Better With Friends

Some things that are boring – or even of poor quality – done solo gain brilliance by adding friends. Quality is situational, contextual.

Back when I had a video game show, the Mario Kart game for Switch was a frequent point of contention between me and my co-host Daniel Costa.

For me, the game represents the worst example of what a racing game can be. The tracks brim with visual confusion, it is not clear the effect of the various parts’ characteristics on the performance of the cars, and – the worst sin within the genre – it’s sometimes difficult to understand whether the car is accelerating or not. As a racing game, it’s a stain.

But still, it’s my most played game on Switch. Why?? Because it’s the game that I booth up whenever I have friends over. Because when we’re playing with friends, it does’t really matter if the game is well-crafted – it matters that it’s visually stimulating, and that it gives us a way to tease each other.
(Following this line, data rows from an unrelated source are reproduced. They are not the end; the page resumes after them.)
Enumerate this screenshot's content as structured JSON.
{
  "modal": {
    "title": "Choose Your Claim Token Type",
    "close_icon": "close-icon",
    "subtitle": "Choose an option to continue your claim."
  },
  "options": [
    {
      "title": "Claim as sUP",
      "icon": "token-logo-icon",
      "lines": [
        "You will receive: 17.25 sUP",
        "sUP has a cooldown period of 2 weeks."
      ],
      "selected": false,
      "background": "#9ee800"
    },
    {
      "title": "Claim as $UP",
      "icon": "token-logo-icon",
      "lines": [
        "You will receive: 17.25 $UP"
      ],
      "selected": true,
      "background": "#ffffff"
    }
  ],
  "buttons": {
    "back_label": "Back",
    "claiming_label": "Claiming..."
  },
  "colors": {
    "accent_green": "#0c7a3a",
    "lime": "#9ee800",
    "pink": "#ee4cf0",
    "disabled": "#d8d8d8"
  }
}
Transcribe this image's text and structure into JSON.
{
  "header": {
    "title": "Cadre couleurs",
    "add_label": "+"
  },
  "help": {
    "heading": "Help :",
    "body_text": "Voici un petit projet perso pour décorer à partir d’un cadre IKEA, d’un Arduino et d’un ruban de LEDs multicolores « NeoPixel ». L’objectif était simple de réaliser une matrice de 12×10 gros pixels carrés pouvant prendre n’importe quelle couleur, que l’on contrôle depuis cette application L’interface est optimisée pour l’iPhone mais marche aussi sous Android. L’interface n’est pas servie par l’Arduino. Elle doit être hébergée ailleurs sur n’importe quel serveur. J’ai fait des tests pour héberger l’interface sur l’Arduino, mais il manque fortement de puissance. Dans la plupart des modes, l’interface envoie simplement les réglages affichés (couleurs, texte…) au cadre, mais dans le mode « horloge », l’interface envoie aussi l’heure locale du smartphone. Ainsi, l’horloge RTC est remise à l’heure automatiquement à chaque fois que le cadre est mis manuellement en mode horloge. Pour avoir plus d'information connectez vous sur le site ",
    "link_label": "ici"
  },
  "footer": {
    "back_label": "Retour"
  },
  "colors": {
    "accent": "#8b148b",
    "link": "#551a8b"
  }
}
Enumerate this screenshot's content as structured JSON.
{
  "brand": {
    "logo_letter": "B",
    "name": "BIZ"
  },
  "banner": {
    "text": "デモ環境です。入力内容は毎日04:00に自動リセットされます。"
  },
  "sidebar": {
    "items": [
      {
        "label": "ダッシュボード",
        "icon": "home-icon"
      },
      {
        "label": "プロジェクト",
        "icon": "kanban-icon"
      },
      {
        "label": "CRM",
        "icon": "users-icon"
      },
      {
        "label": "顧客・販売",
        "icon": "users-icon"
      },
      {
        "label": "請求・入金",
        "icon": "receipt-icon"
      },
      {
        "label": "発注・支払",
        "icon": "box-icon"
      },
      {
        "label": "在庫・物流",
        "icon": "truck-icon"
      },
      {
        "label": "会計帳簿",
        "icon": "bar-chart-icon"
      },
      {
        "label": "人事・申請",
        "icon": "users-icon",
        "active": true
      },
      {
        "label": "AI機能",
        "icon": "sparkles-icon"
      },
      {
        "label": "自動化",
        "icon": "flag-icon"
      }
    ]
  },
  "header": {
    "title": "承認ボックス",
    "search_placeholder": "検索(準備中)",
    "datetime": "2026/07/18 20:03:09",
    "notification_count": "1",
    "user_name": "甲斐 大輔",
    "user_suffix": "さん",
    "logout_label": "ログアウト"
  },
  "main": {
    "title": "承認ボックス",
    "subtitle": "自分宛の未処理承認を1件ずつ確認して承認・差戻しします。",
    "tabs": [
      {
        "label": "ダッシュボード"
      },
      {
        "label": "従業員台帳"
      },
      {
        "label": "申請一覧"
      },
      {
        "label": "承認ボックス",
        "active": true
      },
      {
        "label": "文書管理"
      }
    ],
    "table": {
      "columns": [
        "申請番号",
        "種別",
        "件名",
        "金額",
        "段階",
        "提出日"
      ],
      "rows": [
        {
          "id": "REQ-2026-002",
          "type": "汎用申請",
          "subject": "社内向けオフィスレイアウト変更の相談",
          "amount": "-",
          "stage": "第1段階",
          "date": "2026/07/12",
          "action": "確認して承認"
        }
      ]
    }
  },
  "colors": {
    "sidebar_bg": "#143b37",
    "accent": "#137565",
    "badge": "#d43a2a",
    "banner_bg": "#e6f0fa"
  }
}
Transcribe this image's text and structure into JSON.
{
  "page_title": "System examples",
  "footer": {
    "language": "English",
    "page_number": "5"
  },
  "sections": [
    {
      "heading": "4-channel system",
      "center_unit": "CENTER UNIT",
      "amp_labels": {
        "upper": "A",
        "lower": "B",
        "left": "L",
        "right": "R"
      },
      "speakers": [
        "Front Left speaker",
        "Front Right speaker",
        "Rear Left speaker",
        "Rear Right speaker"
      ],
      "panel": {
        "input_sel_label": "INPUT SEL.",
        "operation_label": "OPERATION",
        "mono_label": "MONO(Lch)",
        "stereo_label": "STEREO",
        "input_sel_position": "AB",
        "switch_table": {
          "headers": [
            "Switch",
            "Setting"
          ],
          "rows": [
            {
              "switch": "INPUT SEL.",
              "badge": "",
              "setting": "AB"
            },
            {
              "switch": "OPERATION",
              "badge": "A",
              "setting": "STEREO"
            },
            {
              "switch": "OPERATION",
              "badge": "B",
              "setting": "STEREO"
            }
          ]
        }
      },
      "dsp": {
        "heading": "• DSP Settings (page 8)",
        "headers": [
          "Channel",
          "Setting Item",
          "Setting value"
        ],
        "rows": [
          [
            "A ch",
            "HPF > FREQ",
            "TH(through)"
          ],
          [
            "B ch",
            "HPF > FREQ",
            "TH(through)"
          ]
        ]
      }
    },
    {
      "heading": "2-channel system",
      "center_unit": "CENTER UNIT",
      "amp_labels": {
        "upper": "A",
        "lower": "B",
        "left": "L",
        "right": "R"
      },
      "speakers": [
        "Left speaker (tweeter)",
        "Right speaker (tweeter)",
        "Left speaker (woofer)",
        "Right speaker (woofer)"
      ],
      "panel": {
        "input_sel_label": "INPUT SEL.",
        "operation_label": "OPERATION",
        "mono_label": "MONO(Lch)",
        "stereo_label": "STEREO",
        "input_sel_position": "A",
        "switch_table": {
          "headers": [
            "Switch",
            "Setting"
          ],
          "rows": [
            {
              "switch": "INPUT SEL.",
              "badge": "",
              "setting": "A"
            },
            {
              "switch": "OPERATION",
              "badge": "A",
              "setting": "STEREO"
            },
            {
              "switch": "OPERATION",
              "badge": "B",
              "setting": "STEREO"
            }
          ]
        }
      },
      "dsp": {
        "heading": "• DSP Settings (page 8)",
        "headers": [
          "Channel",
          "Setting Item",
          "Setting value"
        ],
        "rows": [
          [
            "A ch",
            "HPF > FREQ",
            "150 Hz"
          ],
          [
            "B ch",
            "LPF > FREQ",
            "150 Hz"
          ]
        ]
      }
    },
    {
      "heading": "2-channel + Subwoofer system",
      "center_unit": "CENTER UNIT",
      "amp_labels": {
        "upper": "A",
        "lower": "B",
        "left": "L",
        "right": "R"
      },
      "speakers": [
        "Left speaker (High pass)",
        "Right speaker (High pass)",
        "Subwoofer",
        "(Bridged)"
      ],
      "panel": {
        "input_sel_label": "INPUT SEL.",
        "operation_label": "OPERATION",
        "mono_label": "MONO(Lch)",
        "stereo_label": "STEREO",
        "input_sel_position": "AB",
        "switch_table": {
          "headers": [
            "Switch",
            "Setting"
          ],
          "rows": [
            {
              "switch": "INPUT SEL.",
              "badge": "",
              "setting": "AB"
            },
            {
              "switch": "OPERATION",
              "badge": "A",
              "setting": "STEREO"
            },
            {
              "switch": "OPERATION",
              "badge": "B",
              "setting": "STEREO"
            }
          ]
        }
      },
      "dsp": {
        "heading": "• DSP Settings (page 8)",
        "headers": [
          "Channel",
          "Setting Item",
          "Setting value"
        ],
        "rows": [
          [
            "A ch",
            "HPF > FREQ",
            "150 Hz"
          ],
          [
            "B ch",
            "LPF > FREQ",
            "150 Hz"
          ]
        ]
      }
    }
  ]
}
The latest Mario Kart is a bad racing game but an excellent party game.

Context is more important than quality.